Wall St ends lower after bank rating cuts spark wider sell-off
All three major Wall Street benchmarks finished lower on Tuesday in a broad sell-off after the downgrading of several lenders by credit rating agency Moody’s reignited fears about the health of U.S. banks and the economy.
After a five-month rally pushed the benchmark S&P 500 and Nasdaq Composite within 5 percent their lifetime highs, August has now recorded five losing sessions out of six. The S&P is down 2 percent this month, with the Nasdaq dropping 3.2 percent.
Tuesday’s decline was triggered after the agency cut ratings on 10 small- to mid-sized lenders by one notch and placed six banking giants, including Bank of New York Mellon, U.S. Bancorp, State Street and Truist Financial, on review for potential downgrades.
READ: Moody’s downgrades 10 US banks, warns of possible cuts to others
Moody’s also warned that the sector’s credit strength would likely be tested by funding risks and weaker profitability.
Market confidence in U.S. banks has been gradually returning after the failures of three lenders earlier this year, including Silicon Valley Bank, shocked the financial system.
The S&P 500 Banks index has slipped 2.5 percent year to date, compared with a 17.2-percent gain by the S&P 500, and the downgrades exposed the fragility of investors’ confidence towards financial stocks.
The banks index slid 1.1 percent on Tuesday, while the KBW Regional Banking index dipped 1.4 percent.
Big banks Goldman Sachs and Bank of America each eased around 1.9 percent, while Bank of New York Mellon dropped 1.3 percent and Truist fell 0.6 percent.
Jason Pride, chief of investment strategy and research at Glenmede, noted that Moody’s downgrades, as well as the notice given to larger banks about possible future action, were a public statement about the agency’s concerns for the health of the banking system, and how it affects the wider economy.
“I think it’s a big deal in the bigger picture of how the economy operates, because regional banks’ lending is one of the main lubricants of the economy,” he said.
“If it slows down, the engine just doesn’t work as well.”
Reaction to the bank downgrades pushed up the CBOE Market Volatility index, Wall Street’s fear gauge, at one point hitting a two-month high.

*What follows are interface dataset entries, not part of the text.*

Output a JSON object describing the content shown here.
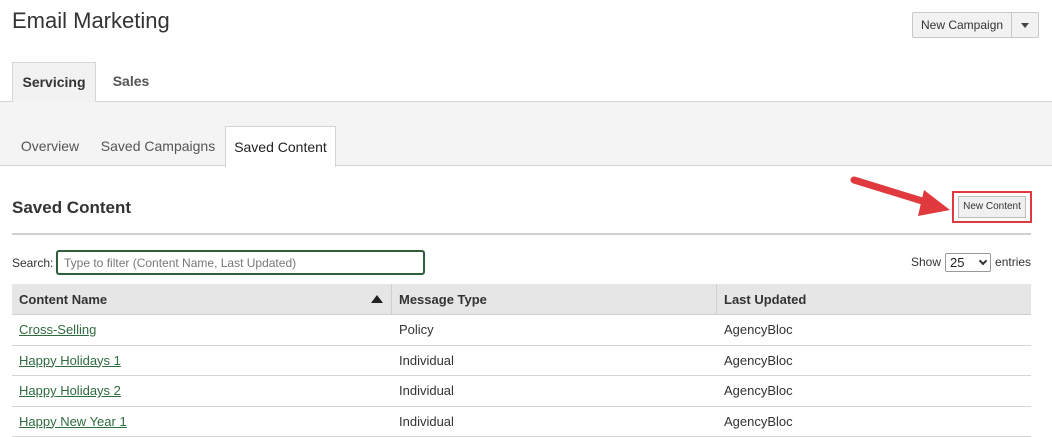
{
  "header": {
    "title": "Email Marketing",
    "new_campaign_label": "New Campaign"
  },
  "tabs_primary": [
    {
      "label": "Servicing",
      "active": true
    },
    {
      "label": "Sales",
      "active": false
    }
  ],
  "tabs_secondary": [
    {
      "label": "Overview",
      "active": false
    },
    {
      "label": "Saved Campaigns",
      "active": false
    },
    {
      "label": "Saved Content",
      "active": true
    }
  ],
  "section": {
    "title": "Saved Content",
    "new_content_label": "New Content"
  },
  "search": {
    "label": "Search:",
    "placeholder": "Type to filter (Content Name, Last Updated)"
  },
  "show_entries": {
    "show_label": "Show",
    "value": "25",
    "entries_label": "entries"
  },
  "table": {
    "columns": [
      "Content Name",
      "Message Type",
      "Last Updated"
    ],
    "sort": {
      "column": "Content Name",
      "direction": "ascending"
    },
    "rows": [
      {
        "name": "Cross-Selling",
        "type": "Policy",
        "updated": "AgencyBloc"
      },
      {
        "name": "Happy Holidays 1",
        "type": "Individual",
        "updated": "AgencyBloc"
      },
      {
        "name": "Happy Holidays 2",
        "type": "Individual",
        "updated": "AgencyBloc"
      },
      {
        "name": "Happy New Year 1",
        "type": "Individual",
        "updated": "AgencyBloc"
      }
    ]
  },
  "colors": {
    "link": "#2e6b3e",
    "annotation_red": "#e0393e",
    "input_border": "#2e5e3b"
  }
}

The Dow Jones Industrial Average fell 158.64 points, or 0.45 percent, to 35,314.49, the S&P 500 lost 19.06 points, or 0.42 percent, at 4,499.38 and the Nasdaq Composite dropped 110.07 points, or 0.79 percent, to 13,884.32.
Eight of the 11 major S&P 500 sectors fell. While financials was, understandably, one of the biggest decliners, materials and consumer discretionary also weighed heavily.
The energy index overcame an initial slump, caused by disappointing trade data from top-consumer China weighing on crude prices, to trade 0.5 percent higher. It rebounded along with oil prices after a U.S. government agency projected a rosier economic outlook.
Healthcare shares also advanced, supported by Eli Lilly jumping 14.9 percent to a record close on news of its upbeat quarterly profits.
Drugmakers globally rose after Denmark-based Novo Nordisk said its obesity drug, Wegovy, reduced the risk of heart disease.
Dish Network jumped 9.6 percent as the pay-TV provider disclosed plans to merge with satellite communications vendor EchoStar, which also rose 1 percent.
United Parcel Service slipped 0.9 percent after the U.S. economy bellwether cut its annual revenue forecast.
Volume on U.S. exchanges was 10.94 billion shares, in line with the average over the last 20 trading days.
The S&P 500 posted 13 new 52-week highs and 17 new lows; the Nasdaq Composite recorded 46 new highs and 195 new lows.